----- PROVIDED RECORDS

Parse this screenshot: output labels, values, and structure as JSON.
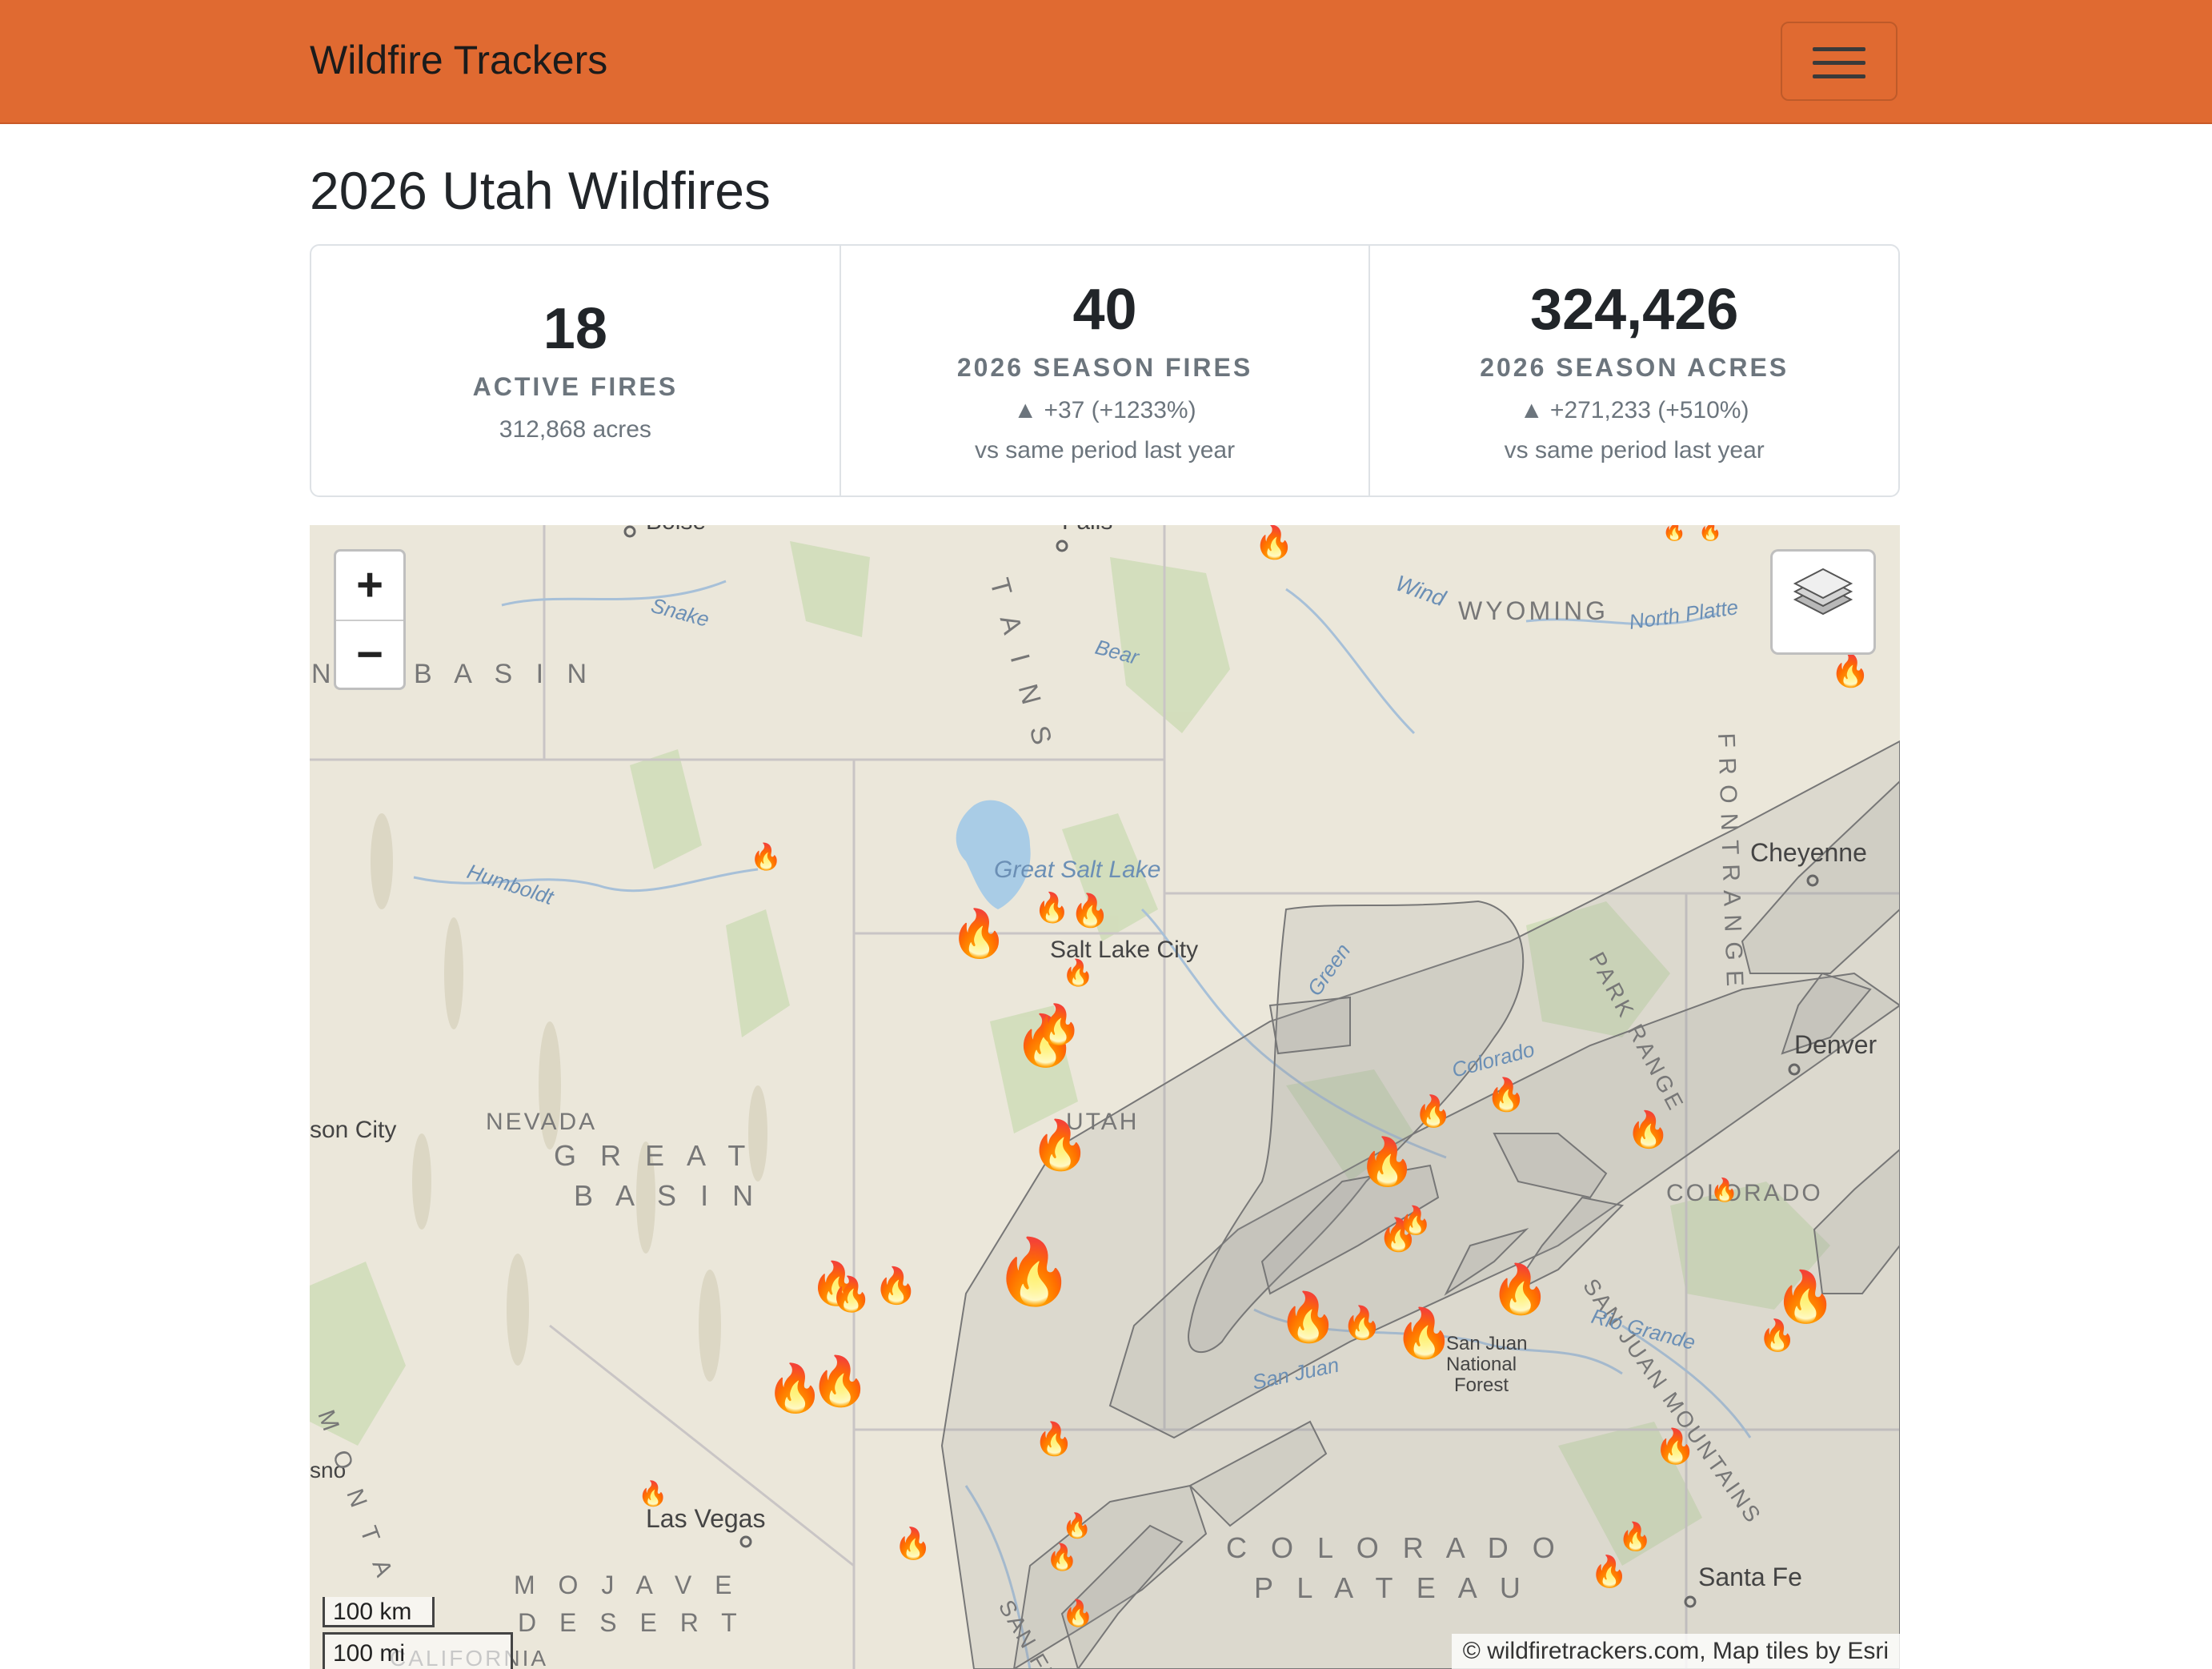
{
  "navbar": {
    "brand": "Wildfire Trackers",
    "menu_icon": "hamburger-menu-icon"
  },
  "page": {
    "title": "2026 Utah Wildfires"
  },
  "stats": {
    "active": {
      "value": "18",
      "label": "ACTIVE FIRES",
      "sub": "312,868 acres"
    },
    "season_fires": {
      "value": "40",
      "label": "2026 SEASON FIRES",
      "change": "▲ +37 (+1233%)",
      "note": "vs same period last year"
    },
    "season_acres": {
      "value": "324,426",
      "label": "2026 SEASON ACRES",
      "change": "▲ +271,233 (+510%)",
      "note": "vs same period last year"
    }
  },
  "map": {
    "zoom_in": "+",
    "zoom_out": "−",
    "layers_icon": "layers-icon",
    "fire_icon": "fire-icon",
    "scale_km": "100 km",
    "scale_mi": "100 mi",
    "attribution": "© wildfiretrackers.com, Map tiles by Esri",
    "labels": {
      "boise": "Boise",
      "falls": "Falls",
      "snake": "Snake",
      "basin_top": "B A S I N",
      "n_left": "N",
      "wyoming": "WYOMING",
      "wind": "Wind",
      "north_platte": "North Platte",
      "bear": "Bear",
      "great_salt_lake": "Great Salt Lake",
      "salt_lake_city": "Salt Lake City",
      "humboldt": "Humboldt",
      "cheyenne": "Cheyenne",
      "denver": "Denver",
      "park_range": "PARK RANGE",
      "front_range": "F R O N T   R A N G E",
      "green": "Green",
      "colorado_river": "Colorado",
      "utah": "UTAH",
      "nevada": "NEVADA",
      "carson_city": "son City",
      "great_basin_1": "G R E A T",
      "great_basin_2": "B A S I N",
      "colorado_state": "COLORADO",
      "san_juan_mountains": "SAN JUAN MOUNTAINS",
      "san_juan_nf_1": "San Juan",
      "san_juan_nf_2": "National",
      "san_juan_nf_3": "Forest",
      "rio_grande": "Rio Grande",
      "san_juan_river": "San Juan",
      "las_vegas": "Las Vegas",
      "mojave_1": "M O J A V E",
      "mojave_2": "D E S E R T",
      "colorado_plateau_1": "C O L O R A D O",
      "colorado_plateau_2": "P L A T E A U",
      "santa_fe": "Santa Fe",
      "california": "CALIFORNIA",
      "sno": "sno",
      "mountains_left": "M O N T A",
      "san_fr": "SAN FR",
      "ta_letters": "T A I N S"
    }
  }
}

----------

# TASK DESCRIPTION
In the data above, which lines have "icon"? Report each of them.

# ANSWER FOR THIS EXERCISE
    "menu_icon": "hamburger-menu-icon"
    "layers_icon": "layers-icon",
    "fire_icon": "fire-icon",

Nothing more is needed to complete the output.